• _Records provided_:
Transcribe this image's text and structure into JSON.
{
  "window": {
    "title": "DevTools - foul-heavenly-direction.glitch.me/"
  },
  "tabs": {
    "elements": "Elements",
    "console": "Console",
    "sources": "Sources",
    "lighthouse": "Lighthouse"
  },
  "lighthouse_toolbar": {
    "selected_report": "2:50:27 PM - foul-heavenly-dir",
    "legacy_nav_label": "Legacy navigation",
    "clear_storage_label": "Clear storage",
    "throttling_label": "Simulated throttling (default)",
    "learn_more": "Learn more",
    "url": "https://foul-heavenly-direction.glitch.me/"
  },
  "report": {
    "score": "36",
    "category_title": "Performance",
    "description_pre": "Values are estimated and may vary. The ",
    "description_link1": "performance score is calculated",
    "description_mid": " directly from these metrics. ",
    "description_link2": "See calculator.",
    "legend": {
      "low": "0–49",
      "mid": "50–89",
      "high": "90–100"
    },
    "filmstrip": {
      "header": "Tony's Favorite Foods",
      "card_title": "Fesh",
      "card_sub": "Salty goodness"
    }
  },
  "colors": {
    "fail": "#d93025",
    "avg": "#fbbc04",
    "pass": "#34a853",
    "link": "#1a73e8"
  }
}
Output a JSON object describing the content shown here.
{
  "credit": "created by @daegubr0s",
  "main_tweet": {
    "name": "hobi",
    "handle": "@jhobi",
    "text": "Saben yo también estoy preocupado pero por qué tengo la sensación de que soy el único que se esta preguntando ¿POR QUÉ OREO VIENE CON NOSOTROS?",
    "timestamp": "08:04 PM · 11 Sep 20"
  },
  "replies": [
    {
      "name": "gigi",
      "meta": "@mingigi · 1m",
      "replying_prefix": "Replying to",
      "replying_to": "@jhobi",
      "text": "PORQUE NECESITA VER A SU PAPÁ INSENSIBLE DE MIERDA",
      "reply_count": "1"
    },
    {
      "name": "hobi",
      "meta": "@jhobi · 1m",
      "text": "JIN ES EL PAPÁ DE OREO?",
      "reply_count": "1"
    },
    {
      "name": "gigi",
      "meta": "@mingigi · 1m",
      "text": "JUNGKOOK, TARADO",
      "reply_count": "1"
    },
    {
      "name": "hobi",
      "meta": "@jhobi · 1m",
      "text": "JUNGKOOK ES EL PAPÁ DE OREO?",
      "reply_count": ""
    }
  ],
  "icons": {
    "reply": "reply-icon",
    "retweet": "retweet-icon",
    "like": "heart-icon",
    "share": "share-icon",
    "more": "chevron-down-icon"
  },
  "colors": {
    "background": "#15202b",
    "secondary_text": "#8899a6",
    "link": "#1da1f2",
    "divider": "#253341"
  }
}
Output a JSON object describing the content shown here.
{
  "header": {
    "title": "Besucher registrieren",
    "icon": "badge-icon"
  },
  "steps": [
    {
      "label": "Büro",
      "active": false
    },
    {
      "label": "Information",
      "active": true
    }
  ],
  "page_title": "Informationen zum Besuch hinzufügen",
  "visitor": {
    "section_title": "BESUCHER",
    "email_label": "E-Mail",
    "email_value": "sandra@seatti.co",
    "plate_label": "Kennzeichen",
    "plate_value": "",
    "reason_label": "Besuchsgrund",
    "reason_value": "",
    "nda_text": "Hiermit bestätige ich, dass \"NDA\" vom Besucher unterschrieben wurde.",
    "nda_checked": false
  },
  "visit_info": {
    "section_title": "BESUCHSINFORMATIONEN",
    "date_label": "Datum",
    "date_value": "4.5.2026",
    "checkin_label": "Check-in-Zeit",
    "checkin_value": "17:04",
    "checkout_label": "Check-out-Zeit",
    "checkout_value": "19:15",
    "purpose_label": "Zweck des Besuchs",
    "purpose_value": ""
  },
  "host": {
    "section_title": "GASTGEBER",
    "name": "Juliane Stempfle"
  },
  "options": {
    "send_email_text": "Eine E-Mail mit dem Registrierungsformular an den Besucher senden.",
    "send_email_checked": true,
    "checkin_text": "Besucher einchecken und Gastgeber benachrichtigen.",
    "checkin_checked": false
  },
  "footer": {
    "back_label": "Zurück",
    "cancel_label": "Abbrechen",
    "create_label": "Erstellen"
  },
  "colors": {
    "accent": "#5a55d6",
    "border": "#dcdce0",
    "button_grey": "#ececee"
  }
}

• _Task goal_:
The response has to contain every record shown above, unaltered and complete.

• _Response area_:
Transcribe this image's text and structure into JSON.
{
  "window": {
    "title": "DevTools - foul-heavenly-direction.glitch.me/"
  },
  "tabs": {
    "elements": "Elements",
    "console": "Console",
    "sources": "Sources",
    "lighthouse": "Lighthouse"
  },
  "lighthouse_toolbar": {
    "selected_report": "2:50:27 PM - foul-heavenly-dir",
    "legacy_nav_label": "Legacy navigation",
    "clear_storage_label": "Clear storage",
    "throttling_label": "Simulated throttling (default)",
    "learn_more": "Learn more",
    "url": "https://foul-heavenly-direction.glitch.me/"
  },
  "report": {
    "score": "36",
    "category_title": "Performance",
    "description_pre": "Values are estimated and may vary. The ",
    "description_link1": "performance score is calculated",
    "description_mid": " directly from these metrics. ",
    "description_link2": "See calculator.",
    "legend": {
      "low": "0–49",
      "mid": "50–89",
      "high": "90–100"
    },
    "filmstrip": {
      "header": "Tony's Favorite Foods",
      "card_title": "Fesh",
      "card_sub": "Salty goodness"
    }
  },
  "colors": {
    "fail": "#d93025",
    "avg": "#fbbc04",
    "pass": "#34a853",
    "link": "#1a73e8"
  }
}
Output a JSON object describing the content shown here.
{
  "credit": "created by @daegubr0s",
  "main_tweet": {
    "name": "hobi",
    "handle": "@jhobi",
    "text": "Saben yo también estoy preocupado pero por qué tengo la sensación de que soy el único que se esta preguntando ¿POR QUÉ OREO VIENE CON NOSOTROS?",
    "timestamp": "08:04 PM · 11 Sep 20"
  },
  "replies": [
    {
      "name": "gigi",
      "meta": "@mingigi · 1m",
      "replying_prefix": "Replying to",
      "replying_to": "@jhobi",
      "text": "PORQUE NECESITA VER A SU PAPÁ INSENSIBLE DE MIERDA",
      "reply_count": "1"
    },
    {
      "name": "hobi",
      "meta": "@jhobi · 1m",
      "text": "JIN ES EL PAPÁ DE OREO?",
      "reply_count": "1"
    },
    {
      "name": "gigi",
      "meta": "@mingigi · 1m",
      "text": "JUNGKOOK, TARADO",
      "reply_count": "1"
    },
    {
      "name": "hobi",
      "meta": "@jhobi · 1m",
      "text": "JUNGKOOK ES EL PAPÁ DE OREO?",
      "reply_count": ""
    }
  ],
  "icons": {
    "reply": "reply-icon",
    "retweet": "retweet-icon",
    "like": "heart-icon",
    "share": "share-icon",
    "more": "chevron-down-icon"
  },
  "colors": {
    "background": "#15202b",
    "secondary_text": "#8899a6",
    "link": "#1da1f2",
    "divider": "#253341"
  }
}
Output a JSON object describing the content shown here.
{
  "header": {
    "title": "Besucher registrieren",
    "icon": "badge-icon"
  },
  "steps": [
    {
      "label": "Büro",
      "active": false
    },
    {
      "label": "Information",
      "active": true
    }
  ],
  "page_title": "Informationen zum Besuch hinzufügen",
  "visitor": {
    "section_title": "BESUCHER",
    "email_label": "E-Mail",
    "email_value": "sandra@seatti.co",
    "plate_label": "Kennzeichen",
    "plate_value": "",
    "reason_label": "Besuchsgrund",
    "reason_value": "",
    "nda_text": "Hiermit bestätige ich, dass \"NDA\" vom Besucher unterschrieben wurde.",
    "nda_checked": false
  },
  "visit_info": {
    "section_title": "BESUCHSINFORMATIONEN",
    "date_label": "Datum",
    "date_value": "4.5.2026",
    "checkin_label": "Check-in-Zeit",
    "checkin_value": "17:04",
    "checkout_label": "Check-out-Zeit",
    "checkout_value": "19:15",
    "purpose_label": "Zweck des Besuchs",
    "purpose_value": ""
  },
  "host": {
    "section_title": "GASTGEBER",
    "name": "Juliane Stempfle"
  },
  "options": {
    "send_email_text": "Eine E-Mail mit dem Registrierungsformular an den Besucher senden.",
    "send_email_checked": true,
    "checkin_text": "Besucher einchecken und Gastgeber benachrichtigen.",
    "checkin_checked": false
  },
  "footer": {
    "back_label": "Zurück",
    "cancel_label": "Abbrechen",
    "create_label": "Erstellen"
  },
  "colors": {
    "accent": "#5a55d6",
    "border": "#dcdce0",
    "button_grey": "#ececee"
  }
}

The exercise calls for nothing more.